What to do:
Look over the listing below and say how many of its lines include the string "this"; give no more than that number.

------------------------------------------------

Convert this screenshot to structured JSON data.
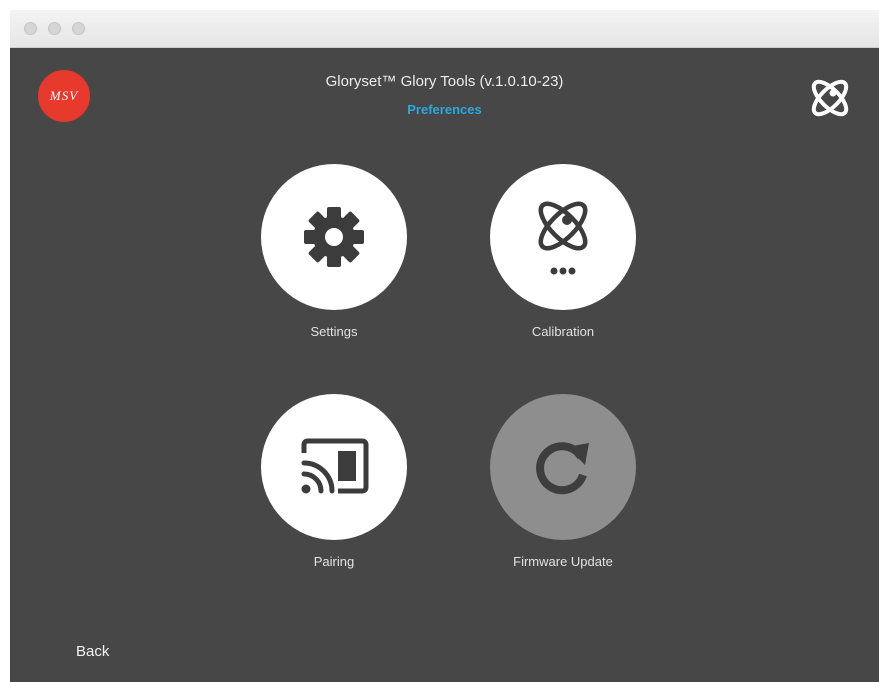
{
  "window": {
    "traffic_lights": [
      "close",
      "minimize",
      "maximize"
    ]
  },
  "header": {
    "logo_text": "MSV",
    "title": "Gloryset™ Glory Tools (v.1.0.10-23)",
    "subtitle": "Preferences",
    "brand_icon": "satellite-orbit-icon"
  },
  "tiles": [
    {
      "label": "Settings",
      "icon": "gear-icon"
    },
    {
      "label": "Calibration",
      "icon": "satellite-orbit-icon"
    },
    {
      "label": "Pairing",
      "icon": "cast-icon"
    },
    {
      "label": "Firmware Update",
      "icon": "refresh-icon"
    }
  ],
  "footer": {
    "back_label": "Back"
  },
  "colors": {
    "app_background": "#474747",
    "accent": "#2aa8e0",
    "logo_red": "#e8392d",
    "tile_white": "#ffffff",
    "tile_disabled": "#8e8e8e"
  }
}
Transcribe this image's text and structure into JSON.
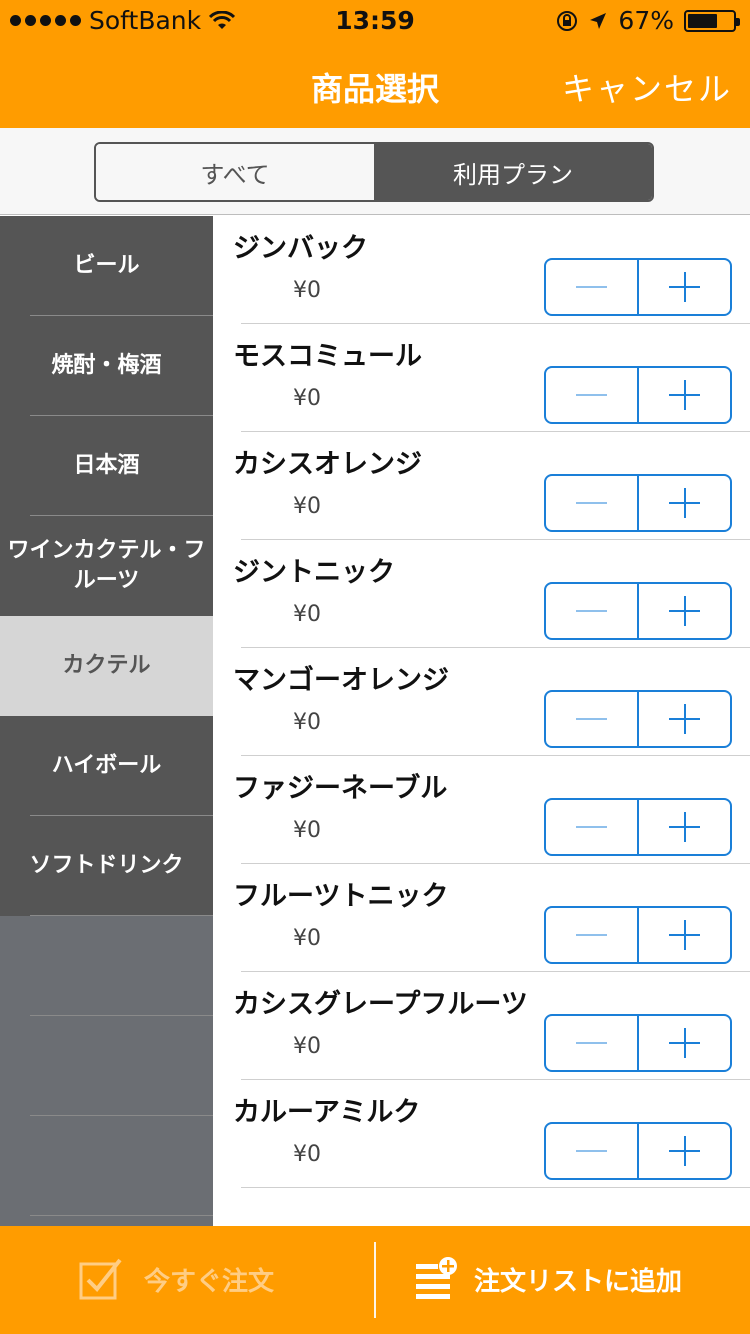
{
  "status_bar": {
    "carrier": "SoftBank",
    "time": "13:59",
    "battery": "67%",
    "battery_level": 0.67
  },
  "nav": {
    "title": "商品選択",
    "cancel_label": "キャンセル"
  },
  "segments": [
    {
      "label": "すべて",
      "selected": false
    },
    {
      "label": "利用プラン",
      "selected": true
    }
  ],
  "categories": [
    {
      "label": "ビール",
      "active": false
    },
    {
      "label": "焼酎・梅酒",
      "active": false
    },
    {
      "label": "日本酒",
      "active": false
    },
    {
      "label": "ワインカクテル・フルーツ",
      "active": false
    },
    {
      "label": "カクテル",
      "active": true
    },
    {
      "label": "ハイボール",
      "active": false
    },
    {
      "label": "ソフトドリンク",
      "active": false
    }
  ],
  "items": [
    {
      "name": "ジンバック",
      "price": "¥0"
    },
    {
      "name": "モスコミュール",
      "price": "¥0"
    },
    {
      "name": "カシスオレンジ",
      "price": "¥0"
    },
    {
      "name": "ジントニック",
      "price": "¥0"
    },
    {
      "name": "マンゴーオレンジ",
      "price": "¥0"
    },
    {
      "name": "ファジーネーブル",
      "price": "¥0"
    },
    {
      "name": "フルーツトニック",
      "price": "¥0"
    },
    {
      "name": "カシスグレープフルーツ",
      "price": "¥0"
    },
    {
      "name": "カルーアミルク",
      "price": "¥0"
    }
  ],
  "toolbar": {
    "order_now_label": "今すぐ注文",
    "add_to_list_label": "注文リストに追加"
  },
  "colors": {
    "accent": "#ff9c00",
    "stepper_blue": "#1a7fd8",
    "sidebar_dark": "#555555"
  }
}
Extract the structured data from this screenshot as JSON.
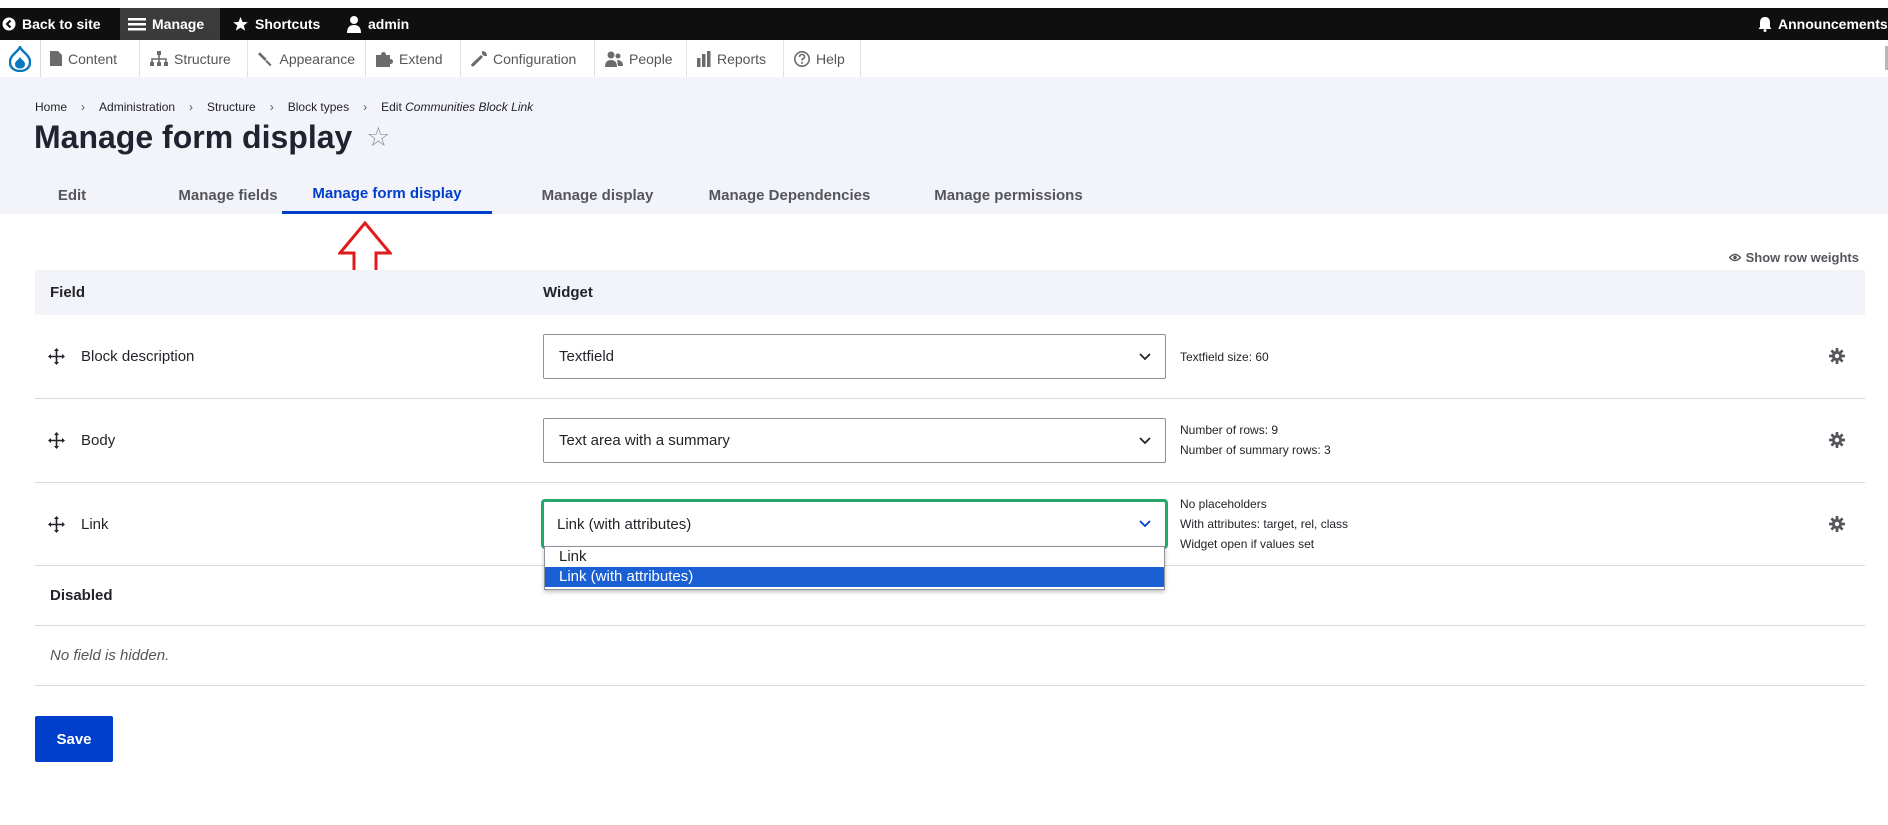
{
  "toolbar": {
    "back_to_site": "Back to site",
    "manage": "Manage",
    "shortcuts": "Shortcuts",
    "user": "admin",
    "announcements": "Announcements"
  },
  "tray": {
    "items": [
      {
        "label": "Content",
        "icon": "file-icon"
      },
      {
        "label": "Structure",
        "icon": "sitemap-icon"
      },
      {
        "label": "Appearance",
        "icon": "paintbrush-icon"
      },
      {
        "label": "Extend",
        "icon": "puzzle-icon"
      },
      {
        "label": "Configuration",
        "icon": "wrench-icon"
      },
      {
        "label": "People",
        "icon": "people-icon"
      },
      {
        "label": "Reports",
        "icon": "bar-chart-icon"
      },
      {
        "label": "Help",
        "icon": "help-icon"
      }
    ]
  },
  "breadcrumb": {
    "items": [
      "Home",
      "Administration",
      "Structure",
      "Block types"
    ],
    "current_prefix": "Edit ",
    "current_em": "Communities Block Link"
  },
  "page": {
    "title": "Manage form display",
    "star": "☆"
  },
  "tabs": [
    {
      "label": "Edit",
      "active": false
    },
    {
      "label": "Manage fields",
      "active": false
    },
    {
      "label": "Manage form display",
      "active": true
    },
    {
      "label": "Manage display",
      "active": false
    },
    {
      "label": "Manage Dependencies",
      "active": false
    },
    {
      "label": "Manage permissions",
      "active": false
    }
  ],
  "show_row_weights": "Show row weights",
  "table": {
    "headers": {
      "field": "Field",
      "widget": "Widget"
    },
    "rows": [
      {
        "field": "Block description",
        "widget": "Textfield",
        "summary": [
          "Textfield size: 60"
        ]
      },
      {
        "field": "Body",
        "widget": "Text area with a summary",
        "summary": [
          "Number of rows: 9",
          "Number of summary rows: 3"
        ]
      },
      {
        "field": "Link",
        "widget": "Link (with attributes)",
        "summary": [
          "No placeholders",
          "With attributes: target, rel, class",
          "Widget open if values set"
        ]
      }
    ],
    "dropdown_options": [
      "Link",
      "Link (with attributes)"
    ],
    "dropdown_selected": "Link (with attributes)",
    "disabled_label": "Disabled",
    "no_hidden": "No field is hidden."
  },
  "save_button": "Save",
  "colors": {
    "accent": "#003ecc",
    "focus_green": "#26a769",
    "annotation_arrow": "#e01b1b"
  }
}
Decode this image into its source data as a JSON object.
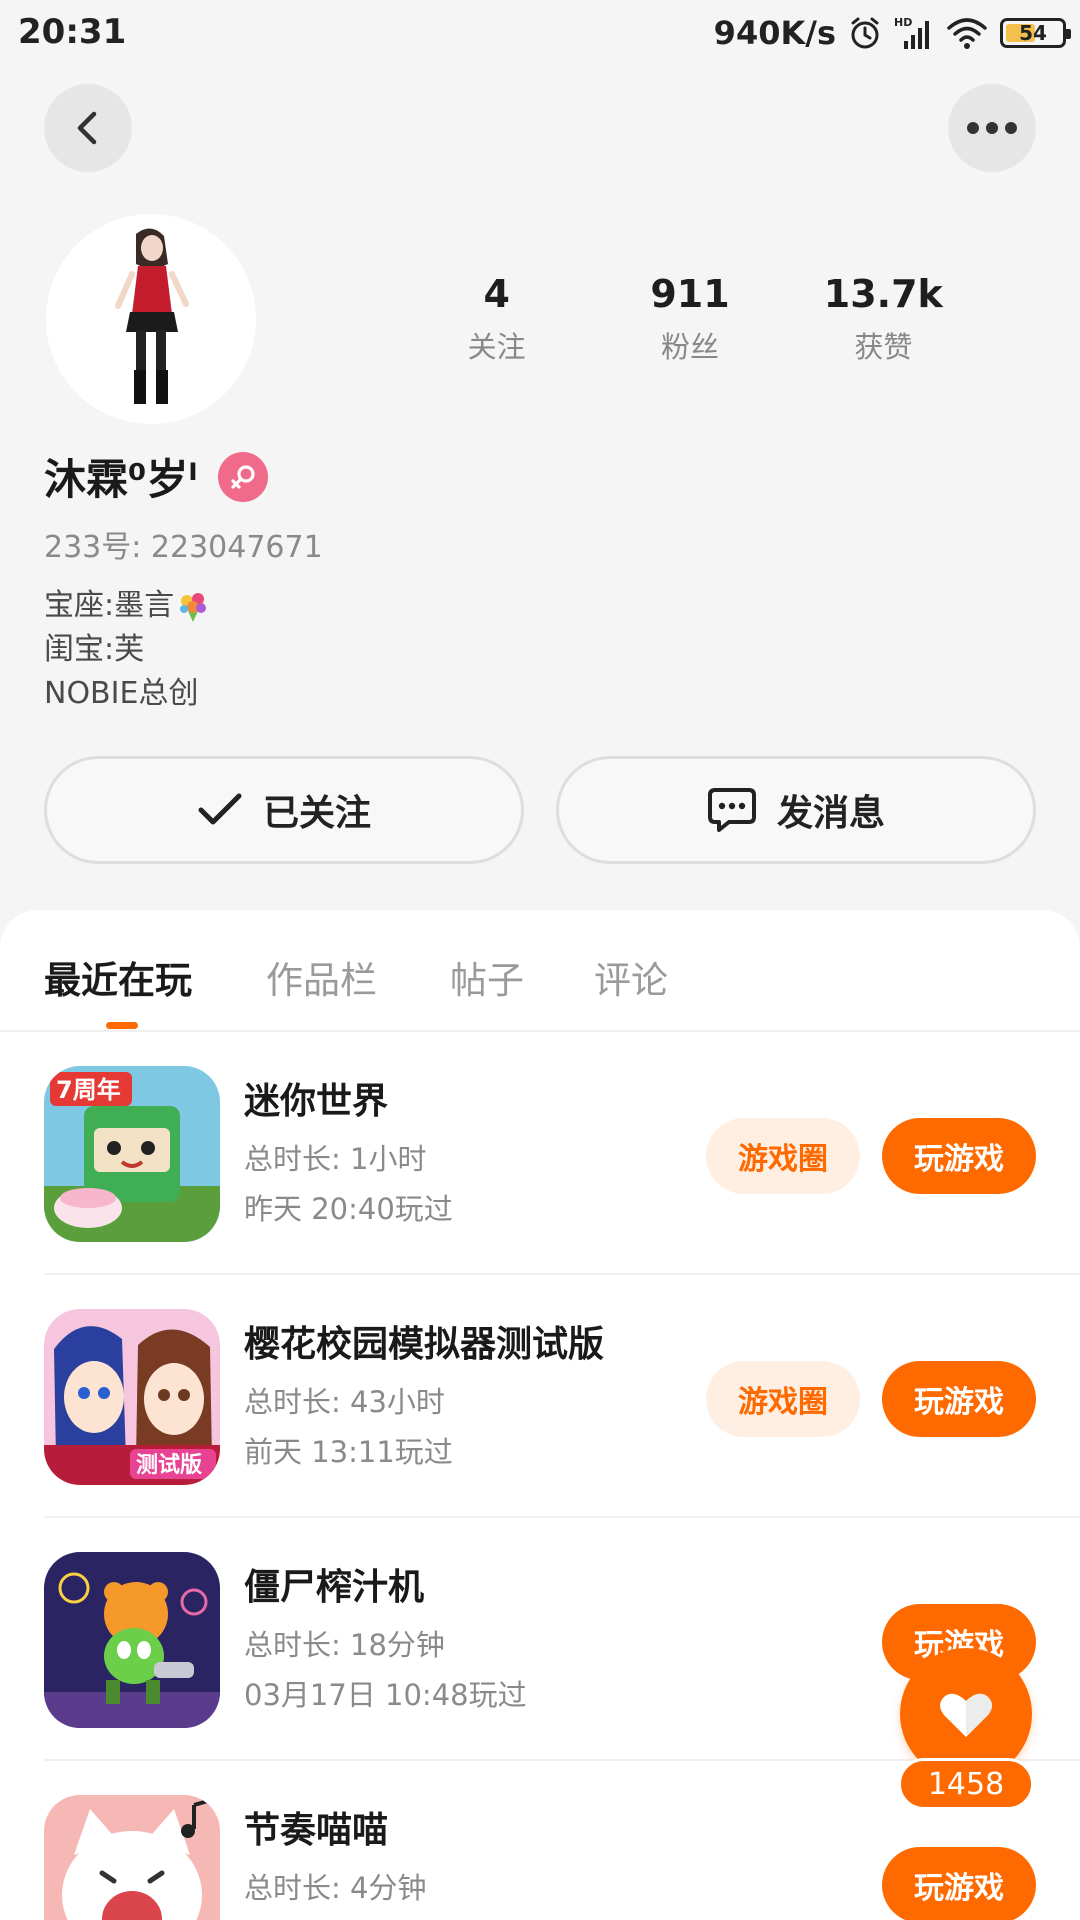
{
  "status_bar": {
    "time": "20:31",
    "net_speed": "940K/s",
    "battery": "54",
    "battery_level": 0.54
  },
  "nav": {
    "back_icon": "chevron-left-icon",
    "more_icon": "more-horizontal-icon"
  },
  "profile": {
    "name": "沐霖⁰岁ˡ",
    "account_id": "233号: 223047671",
    "gender": "female",
    "bio": [
      "宝座:墨言",
      "闺宝:芙",
      "NOBIE总创"
    ],
    "stats": [
      {
        "value": "4",
        "label": "关注"
      },
      {
        "value": "911",
        "label": "粉丝"
      },
      {
        "value": "13.7k",
        "label": "获赞"
      }
    ]
  },
  "actions": {
    "follow_label": "已关注",
    "message_label": "发消息"
  },
  "tabs": [
    {
      "label": "最近在玩",
      "active": true
    },
    {
      "label": "作品栏",
      "active": false
    },
    {
      "label": "帖子",
      "active": false
    },
    {
      "label": "评论",
      "active": false
    }
  ],
  "games": [
    {
      "title": "迷你世界",
      "duration": "总时长: 1小时",
      "last_played": "昨天 20:40玩过",
      "circle_label": "游戏圈",
      "play_label": "玩游戏"
    },
    {
      "title": "樱花校园模拟器测试版",
      "duration": "总时长: 43小时",
      "last_played": "前天 13:11玩过",
      "circle_label": "游戏圈",
      "play_label": "玩游戏",
      "icon_badge": "测试版"
    },
    {
      "title": "僵尸榨汁机",
      "duration": "总时长: 18分钟",
      "last_played": "03月17日 10:48玩过",
      "play_label": "玩游戏"
    },
    {
      "title": "节奏喵喵",
      "duration": "总时长: 4分钟",
      "play_label": "玩游戏"
    }
  ],
  "like": {
    "count": "1458"
  },
  "colors": {
    "accent": "#ff6a00",
    "accent_light": "#ffefe3",
    "female_badge": "#f06b8a"
  }
}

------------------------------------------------

Exercise answer:
4